The war, he went on, was “essentially a people’s contest. On the side of the Union, it is a struggle for maintaining in the world that form and substance of government whose leading object is to elevate the condition of men — to lift artificial weights from all shoulders — to clear the paths of laudable pursuit for all, to afford all an unfettered start, and a fair chance, in the race of life. . . . I am most happy to believe that the plain people understand and appreciate this.”
And Lincoln made sure they did. Here in the first summer of the war were the germs of the ideas and ideals that 28 months and tens of thousands of Union deaths later became the Gettysburg Address. But by the fall of 1863, those deaths had brought something new to Lincoln’s understanding and his language. The terrible reality of war’s suffering had come to require that the nation for which so much had been sacrificed be more than just a promise or a hope, even a “last, best hope.” At Gettysburg, Lincoln demanded that the uncountable number of lost lives be rendered purposeful, worth their expense of blood and pain. Now, in 1863, he chose active words such as “dedicate” and “resolve,” words far more compelling than “hope.”

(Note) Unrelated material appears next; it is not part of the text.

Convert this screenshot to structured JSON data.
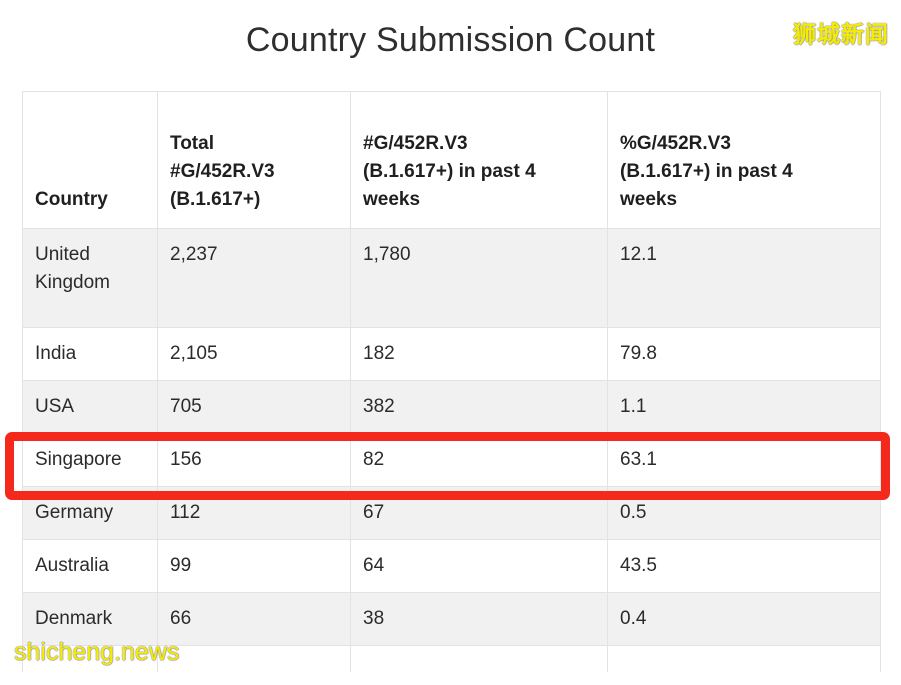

There must be a benefit, he insisted, for the price already paid, a benefit commensurate with the war’s terrible cost, a cost that at the outset no one had expected. With the sense of obligation in his juxtaposition of three uses of “shall” — “shall not have died in vain,” “shall have a new birth of freedom,” “shall not perish” — Lincoln conveyed the significance of the expanded purposes of the war. It was no longer just about the union, about national survival; it was now about a particular sort of union, a better, freer nation than those in 1861 could have imagined. The struggle had not begun as a war to end slavery; only gradually did emancipation emerge as a purpose of Union victory.

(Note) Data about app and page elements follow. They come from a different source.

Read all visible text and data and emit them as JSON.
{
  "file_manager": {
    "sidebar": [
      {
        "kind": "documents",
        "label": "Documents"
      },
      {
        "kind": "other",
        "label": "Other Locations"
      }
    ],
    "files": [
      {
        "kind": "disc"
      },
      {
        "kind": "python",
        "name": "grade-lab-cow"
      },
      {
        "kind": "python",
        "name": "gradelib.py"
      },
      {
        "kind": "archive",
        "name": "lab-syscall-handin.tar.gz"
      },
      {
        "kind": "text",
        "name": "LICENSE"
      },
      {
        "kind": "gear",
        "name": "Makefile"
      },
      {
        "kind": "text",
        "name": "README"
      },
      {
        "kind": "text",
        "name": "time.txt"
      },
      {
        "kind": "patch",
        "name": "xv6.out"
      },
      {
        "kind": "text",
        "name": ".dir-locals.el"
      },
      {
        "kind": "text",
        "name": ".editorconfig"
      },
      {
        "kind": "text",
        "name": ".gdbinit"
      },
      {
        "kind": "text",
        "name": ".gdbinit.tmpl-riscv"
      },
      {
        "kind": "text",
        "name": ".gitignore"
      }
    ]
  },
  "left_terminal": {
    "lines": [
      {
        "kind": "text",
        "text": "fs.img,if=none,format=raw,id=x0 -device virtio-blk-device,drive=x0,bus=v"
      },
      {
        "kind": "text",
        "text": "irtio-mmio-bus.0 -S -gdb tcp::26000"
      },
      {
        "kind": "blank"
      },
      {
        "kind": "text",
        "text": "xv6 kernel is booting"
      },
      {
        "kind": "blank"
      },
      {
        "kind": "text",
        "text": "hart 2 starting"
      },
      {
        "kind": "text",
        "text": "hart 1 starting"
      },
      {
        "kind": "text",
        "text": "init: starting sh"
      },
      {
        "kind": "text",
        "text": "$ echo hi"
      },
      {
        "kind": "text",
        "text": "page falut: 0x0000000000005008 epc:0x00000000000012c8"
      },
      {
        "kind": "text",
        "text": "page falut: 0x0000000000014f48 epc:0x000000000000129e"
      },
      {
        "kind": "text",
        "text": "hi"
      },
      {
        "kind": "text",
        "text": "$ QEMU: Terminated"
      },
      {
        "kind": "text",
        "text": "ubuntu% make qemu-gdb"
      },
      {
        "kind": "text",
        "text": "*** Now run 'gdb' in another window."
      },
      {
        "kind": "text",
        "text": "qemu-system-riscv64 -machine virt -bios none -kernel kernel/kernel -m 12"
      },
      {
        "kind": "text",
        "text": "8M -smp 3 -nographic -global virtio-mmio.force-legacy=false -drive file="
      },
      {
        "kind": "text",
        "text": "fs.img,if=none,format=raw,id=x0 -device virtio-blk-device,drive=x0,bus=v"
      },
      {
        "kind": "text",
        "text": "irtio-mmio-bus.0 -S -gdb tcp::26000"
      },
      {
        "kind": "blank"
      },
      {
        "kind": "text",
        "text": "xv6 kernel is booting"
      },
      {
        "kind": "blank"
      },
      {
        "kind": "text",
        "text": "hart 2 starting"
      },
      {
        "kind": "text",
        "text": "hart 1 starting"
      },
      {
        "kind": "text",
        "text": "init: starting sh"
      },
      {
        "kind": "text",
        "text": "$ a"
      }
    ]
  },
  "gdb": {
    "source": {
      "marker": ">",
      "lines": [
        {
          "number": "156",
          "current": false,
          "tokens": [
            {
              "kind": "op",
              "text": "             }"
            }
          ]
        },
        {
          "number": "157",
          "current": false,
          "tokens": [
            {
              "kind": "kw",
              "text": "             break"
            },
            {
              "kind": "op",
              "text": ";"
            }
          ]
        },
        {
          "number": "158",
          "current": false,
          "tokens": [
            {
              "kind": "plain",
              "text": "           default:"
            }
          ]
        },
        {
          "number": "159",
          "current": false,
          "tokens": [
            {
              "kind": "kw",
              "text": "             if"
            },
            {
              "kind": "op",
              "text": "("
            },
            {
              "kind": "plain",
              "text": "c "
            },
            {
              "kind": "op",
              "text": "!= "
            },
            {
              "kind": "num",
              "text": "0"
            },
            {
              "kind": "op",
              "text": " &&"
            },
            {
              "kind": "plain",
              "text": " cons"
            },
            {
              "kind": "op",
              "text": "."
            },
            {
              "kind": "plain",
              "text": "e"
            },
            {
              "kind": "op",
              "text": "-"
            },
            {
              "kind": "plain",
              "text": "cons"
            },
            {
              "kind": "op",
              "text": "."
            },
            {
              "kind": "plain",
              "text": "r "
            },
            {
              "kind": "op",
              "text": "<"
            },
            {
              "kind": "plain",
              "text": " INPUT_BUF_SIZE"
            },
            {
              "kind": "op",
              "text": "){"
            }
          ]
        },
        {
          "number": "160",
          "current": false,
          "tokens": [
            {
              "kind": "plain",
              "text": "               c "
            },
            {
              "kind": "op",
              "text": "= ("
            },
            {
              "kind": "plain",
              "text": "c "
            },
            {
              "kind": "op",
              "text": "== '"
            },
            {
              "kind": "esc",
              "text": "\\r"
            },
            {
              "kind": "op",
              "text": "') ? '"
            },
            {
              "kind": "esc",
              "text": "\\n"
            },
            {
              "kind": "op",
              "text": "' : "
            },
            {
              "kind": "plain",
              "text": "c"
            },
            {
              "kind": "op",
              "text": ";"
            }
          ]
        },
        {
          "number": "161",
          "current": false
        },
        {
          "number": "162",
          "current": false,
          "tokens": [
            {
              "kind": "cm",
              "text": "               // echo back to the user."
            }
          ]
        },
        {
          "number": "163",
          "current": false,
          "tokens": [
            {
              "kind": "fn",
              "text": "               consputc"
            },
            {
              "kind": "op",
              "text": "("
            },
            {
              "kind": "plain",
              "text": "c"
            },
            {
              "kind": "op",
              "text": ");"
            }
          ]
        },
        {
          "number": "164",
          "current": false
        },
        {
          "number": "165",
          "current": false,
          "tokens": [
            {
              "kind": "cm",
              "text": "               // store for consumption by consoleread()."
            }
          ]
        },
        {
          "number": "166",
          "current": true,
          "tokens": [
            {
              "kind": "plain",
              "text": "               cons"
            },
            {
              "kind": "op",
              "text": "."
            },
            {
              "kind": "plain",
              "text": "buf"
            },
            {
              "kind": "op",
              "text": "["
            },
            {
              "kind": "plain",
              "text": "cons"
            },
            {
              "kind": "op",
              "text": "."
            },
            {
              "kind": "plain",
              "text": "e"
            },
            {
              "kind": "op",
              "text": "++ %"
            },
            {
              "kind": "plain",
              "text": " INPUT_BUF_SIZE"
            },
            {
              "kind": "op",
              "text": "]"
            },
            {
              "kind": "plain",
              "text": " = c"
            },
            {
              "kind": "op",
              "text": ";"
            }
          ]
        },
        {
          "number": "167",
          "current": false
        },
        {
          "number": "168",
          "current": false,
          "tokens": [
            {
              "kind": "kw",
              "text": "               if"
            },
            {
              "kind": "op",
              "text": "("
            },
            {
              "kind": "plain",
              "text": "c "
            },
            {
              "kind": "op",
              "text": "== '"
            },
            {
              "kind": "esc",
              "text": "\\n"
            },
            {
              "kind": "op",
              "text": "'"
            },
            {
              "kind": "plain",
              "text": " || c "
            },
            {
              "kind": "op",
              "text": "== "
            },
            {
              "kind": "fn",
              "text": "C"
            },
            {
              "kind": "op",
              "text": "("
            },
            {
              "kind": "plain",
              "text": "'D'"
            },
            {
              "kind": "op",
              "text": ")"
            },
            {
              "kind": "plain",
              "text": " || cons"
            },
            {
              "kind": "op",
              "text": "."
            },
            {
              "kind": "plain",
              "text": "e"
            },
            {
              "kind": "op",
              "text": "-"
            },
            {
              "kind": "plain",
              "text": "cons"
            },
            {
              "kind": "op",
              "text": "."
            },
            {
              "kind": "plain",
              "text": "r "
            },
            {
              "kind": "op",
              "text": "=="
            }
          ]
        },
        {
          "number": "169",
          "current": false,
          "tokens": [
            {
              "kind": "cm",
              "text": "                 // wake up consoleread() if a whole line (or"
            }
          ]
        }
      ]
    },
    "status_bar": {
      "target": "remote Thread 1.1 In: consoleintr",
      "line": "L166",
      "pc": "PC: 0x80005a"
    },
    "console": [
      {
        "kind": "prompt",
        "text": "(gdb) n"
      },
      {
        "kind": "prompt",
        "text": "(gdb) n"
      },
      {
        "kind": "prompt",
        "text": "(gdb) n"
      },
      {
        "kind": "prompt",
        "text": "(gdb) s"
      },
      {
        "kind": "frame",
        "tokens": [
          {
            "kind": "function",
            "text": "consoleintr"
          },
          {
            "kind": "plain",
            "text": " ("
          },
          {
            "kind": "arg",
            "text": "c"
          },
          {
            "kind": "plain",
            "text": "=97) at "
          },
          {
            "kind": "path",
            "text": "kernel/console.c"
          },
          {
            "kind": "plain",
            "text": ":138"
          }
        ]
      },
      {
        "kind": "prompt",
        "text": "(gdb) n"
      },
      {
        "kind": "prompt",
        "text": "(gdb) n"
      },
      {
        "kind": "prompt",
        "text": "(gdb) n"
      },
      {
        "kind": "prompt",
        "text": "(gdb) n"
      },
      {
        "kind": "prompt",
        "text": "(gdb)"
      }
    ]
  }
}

Lincoln urged his audience at Gettysburg to persevere in the “unfinished work” before them. Another fearful year and a half of war lay ahead, with yet again as many deaths to come. But Appomattox would not end the work he envisioned. It was the obligations of freedom and nationhood as well as those of war that he urged upon his audience. Seizing the full meaning of liberty and equality still lay ahead.

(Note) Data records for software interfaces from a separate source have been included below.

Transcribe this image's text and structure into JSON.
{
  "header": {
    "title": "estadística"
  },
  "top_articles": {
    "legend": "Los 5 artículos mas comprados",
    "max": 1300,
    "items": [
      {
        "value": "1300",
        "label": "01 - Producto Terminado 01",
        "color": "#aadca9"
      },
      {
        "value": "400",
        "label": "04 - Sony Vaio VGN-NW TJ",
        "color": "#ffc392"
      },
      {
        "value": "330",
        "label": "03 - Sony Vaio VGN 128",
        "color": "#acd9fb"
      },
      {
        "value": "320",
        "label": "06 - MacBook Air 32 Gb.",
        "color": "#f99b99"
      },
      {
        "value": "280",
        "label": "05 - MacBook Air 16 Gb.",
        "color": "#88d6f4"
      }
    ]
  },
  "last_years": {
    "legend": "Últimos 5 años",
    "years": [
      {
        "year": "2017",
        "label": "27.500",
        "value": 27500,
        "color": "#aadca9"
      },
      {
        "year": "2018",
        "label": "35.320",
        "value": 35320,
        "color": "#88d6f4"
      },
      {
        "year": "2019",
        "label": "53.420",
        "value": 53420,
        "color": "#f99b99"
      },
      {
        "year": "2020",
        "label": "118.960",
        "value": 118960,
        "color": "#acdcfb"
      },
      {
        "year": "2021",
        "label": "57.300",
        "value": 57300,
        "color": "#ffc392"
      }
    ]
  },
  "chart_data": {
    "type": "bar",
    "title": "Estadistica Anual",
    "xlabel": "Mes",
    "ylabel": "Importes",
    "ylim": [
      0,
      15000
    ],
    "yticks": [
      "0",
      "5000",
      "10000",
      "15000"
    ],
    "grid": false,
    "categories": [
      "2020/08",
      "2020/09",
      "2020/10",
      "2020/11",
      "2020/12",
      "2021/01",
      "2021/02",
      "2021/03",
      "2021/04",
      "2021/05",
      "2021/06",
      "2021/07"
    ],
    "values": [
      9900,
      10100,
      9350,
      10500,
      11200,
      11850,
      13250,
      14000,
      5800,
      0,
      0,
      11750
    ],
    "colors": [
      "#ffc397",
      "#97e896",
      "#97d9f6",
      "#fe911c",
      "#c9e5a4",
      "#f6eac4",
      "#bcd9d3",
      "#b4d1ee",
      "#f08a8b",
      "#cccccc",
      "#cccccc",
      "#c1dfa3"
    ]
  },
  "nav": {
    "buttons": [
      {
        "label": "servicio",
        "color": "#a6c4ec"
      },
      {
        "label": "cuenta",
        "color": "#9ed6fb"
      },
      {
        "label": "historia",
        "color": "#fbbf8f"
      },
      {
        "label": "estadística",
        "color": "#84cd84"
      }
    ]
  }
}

These are responsibilities that belong to us still. Yet on the 150th anniversary of Lincoln’s immortal speech, where is our stewardship of that legacy? After beginning a new fiscal year by shutting down the government, we are far from modeling to the world why our — or any — democracy should be viewed as the “best hope” for humankind. The world sees in the United States the rapid growth of inequality; the erosion of educational opportunity and social mobility that “afford all an unfettered start, and a fair chance, in the race of life”; the weakening of voting rights hard-won over a century of post-Reconstruction struggle.
Is this the nation, the “proposition” to which Lincoln demanded we be dedicated? We can never forget what brave Americans did at Gettysburg, and at Shiloh and Antietam and the Wilderness and on so many battlefields since. But is it not now altogether fitting and proper that we heed Lincoln’s exhortation and rededicate ourselves to honoring those dead by ensuring that government of the people, by the people, for the people, shall not perish from the Earth?
Drew Gilpin Faust, the Lincoln professor of history and president of Harvard University, is the author of This Republic of Suffering: Death and the American Civil War.